Items from an interface collection
▼▼▼
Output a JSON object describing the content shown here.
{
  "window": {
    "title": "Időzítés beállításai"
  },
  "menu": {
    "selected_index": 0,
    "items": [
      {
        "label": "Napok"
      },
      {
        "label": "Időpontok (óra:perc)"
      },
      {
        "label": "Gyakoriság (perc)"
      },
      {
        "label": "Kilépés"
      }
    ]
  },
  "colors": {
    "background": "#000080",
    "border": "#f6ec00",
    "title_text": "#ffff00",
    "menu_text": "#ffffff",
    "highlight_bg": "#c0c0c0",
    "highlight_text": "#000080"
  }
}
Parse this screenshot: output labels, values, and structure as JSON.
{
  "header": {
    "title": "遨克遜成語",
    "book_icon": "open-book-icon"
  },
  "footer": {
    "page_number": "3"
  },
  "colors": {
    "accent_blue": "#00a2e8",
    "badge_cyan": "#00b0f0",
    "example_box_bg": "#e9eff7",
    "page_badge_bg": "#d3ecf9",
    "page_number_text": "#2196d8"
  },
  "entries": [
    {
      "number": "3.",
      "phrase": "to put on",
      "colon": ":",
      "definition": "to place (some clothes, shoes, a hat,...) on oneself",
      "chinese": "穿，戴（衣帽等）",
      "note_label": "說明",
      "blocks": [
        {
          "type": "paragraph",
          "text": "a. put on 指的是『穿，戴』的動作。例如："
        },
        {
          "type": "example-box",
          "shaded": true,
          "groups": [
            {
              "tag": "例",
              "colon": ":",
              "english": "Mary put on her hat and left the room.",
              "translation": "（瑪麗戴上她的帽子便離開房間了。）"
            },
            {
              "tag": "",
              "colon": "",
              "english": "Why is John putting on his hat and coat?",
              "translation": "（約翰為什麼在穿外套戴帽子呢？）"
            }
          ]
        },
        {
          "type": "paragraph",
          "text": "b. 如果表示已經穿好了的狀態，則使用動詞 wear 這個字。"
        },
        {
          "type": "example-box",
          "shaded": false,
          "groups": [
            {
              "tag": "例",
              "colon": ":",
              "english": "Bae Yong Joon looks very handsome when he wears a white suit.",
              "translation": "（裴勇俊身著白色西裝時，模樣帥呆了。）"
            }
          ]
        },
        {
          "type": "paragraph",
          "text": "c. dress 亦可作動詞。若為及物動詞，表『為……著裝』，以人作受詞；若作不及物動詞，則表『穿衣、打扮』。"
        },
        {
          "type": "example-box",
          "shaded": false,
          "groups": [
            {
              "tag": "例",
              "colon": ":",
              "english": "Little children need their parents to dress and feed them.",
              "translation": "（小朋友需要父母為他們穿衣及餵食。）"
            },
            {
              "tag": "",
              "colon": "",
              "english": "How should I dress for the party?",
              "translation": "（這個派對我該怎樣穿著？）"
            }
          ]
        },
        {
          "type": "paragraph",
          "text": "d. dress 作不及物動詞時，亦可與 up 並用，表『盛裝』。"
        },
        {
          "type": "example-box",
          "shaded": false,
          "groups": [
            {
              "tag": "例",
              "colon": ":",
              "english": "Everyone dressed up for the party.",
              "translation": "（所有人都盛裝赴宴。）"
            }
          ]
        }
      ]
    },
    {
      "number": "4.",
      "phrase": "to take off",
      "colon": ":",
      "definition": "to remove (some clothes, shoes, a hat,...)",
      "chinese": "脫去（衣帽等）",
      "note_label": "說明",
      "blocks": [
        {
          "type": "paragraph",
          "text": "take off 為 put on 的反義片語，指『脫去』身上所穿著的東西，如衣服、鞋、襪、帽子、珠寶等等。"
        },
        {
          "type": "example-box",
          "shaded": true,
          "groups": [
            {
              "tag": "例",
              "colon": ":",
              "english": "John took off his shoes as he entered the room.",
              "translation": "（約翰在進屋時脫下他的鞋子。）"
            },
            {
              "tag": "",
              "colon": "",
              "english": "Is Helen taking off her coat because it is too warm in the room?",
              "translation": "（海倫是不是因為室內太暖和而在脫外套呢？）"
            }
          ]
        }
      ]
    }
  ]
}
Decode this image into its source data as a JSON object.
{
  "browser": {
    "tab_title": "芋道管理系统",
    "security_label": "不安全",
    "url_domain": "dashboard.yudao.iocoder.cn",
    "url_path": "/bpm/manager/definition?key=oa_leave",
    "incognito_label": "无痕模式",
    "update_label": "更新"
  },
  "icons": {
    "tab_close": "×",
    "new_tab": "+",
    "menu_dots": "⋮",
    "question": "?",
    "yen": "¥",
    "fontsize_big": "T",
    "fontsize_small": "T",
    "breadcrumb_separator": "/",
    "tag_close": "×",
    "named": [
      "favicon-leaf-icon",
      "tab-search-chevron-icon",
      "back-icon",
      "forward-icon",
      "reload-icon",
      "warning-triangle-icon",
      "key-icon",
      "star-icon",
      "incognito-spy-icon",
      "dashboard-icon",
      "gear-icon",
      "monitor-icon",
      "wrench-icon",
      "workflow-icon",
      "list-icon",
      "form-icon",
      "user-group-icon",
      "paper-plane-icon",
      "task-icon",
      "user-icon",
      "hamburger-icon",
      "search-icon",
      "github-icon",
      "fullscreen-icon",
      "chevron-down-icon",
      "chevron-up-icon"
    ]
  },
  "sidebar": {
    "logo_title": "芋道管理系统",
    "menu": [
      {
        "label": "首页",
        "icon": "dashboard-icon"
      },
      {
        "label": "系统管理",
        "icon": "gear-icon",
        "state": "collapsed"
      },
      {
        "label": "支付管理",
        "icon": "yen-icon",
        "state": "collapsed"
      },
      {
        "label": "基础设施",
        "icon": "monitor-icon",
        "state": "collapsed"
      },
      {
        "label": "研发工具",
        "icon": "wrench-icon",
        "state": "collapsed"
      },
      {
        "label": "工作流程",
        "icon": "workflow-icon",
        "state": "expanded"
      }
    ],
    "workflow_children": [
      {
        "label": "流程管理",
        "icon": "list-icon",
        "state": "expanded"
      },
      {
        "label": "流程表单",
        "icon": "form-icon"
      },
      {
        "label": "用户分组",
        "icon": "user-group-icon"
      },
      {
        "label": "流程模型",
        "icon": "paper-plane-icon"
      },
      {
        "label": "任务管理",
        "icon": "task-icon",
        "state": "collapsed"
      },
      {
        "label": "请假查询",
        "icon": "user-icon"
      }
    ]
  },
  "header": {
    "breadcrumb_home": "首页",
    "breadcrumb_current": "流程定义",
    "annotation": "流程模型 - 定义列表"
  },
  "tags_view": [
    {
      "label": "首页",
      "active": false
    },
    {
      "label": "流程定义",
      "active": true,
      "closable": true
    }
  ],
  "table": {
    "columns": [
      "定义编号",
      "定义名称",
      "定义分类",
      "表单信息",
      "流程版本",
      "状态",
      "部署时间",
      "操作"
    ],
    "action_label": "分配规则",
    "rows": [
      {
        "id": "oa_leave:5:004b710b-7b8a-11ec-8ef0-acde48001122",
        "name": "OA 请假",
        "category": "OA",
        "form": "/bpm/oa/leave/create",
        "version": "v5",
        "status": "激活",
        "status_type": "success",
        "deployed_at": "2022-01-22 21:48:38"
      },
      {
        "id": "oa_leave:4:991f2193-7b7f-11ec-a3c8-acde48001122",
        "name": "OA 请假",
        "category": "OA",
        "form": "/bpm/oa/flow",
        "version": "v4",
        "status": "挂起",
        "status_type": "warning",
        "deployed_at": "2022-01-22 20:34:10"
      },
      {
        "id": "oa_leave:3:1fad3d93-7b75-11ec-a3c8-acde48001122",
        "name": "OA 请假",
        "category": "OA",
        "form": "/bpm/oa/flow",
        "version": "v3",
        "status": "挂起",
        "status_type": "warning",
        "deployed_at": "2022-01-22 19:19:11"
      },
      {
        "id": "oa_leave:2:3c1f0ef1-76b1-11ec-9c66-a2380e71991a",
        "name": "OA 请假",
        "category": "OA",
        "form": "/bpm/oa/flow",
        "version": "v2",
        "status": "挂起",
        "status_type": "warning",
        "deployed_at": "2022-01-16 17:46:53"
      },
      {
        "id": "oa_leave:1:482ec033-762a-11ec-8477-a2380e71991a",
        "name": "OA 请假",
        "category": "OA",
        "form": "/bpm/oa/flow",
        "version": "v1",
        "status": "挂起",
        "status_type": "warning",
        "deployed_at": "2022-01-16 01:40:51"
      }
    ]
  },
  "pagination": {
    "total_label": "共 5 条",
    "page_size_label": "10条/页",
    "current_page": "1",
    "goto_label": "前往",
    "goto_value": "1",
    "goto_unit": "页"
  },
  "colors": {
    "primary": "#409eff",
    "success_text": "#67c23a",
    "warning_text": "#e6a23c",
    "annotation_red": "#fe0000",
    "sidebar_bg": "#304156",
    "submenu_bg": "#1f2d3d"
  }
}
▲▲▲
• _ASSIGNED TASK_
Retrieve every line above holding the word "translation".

• _FINAL ANSWER_
              "translation": "（瑪麗戴上她的帽子便離開房間了。）"
              "translation": "（約翰為什麼在穿外套戴帽子呢？）"
              "translation": "（裴勇俊身著白色西裝時，模樣帥呆了。）"
              "translation": "（小朋友需要父母為他們穿衣及餵食。）"
              "translation": "（這個派對我該怎樣穿著？）"
              "translation": "（所有人都盛裝赴宴。）"
              "translation": "（約翰在進屋時脫下他的鞋子。）"
              "translation": "（海倫是不是因為室內太暖和而在脫外套呢？）"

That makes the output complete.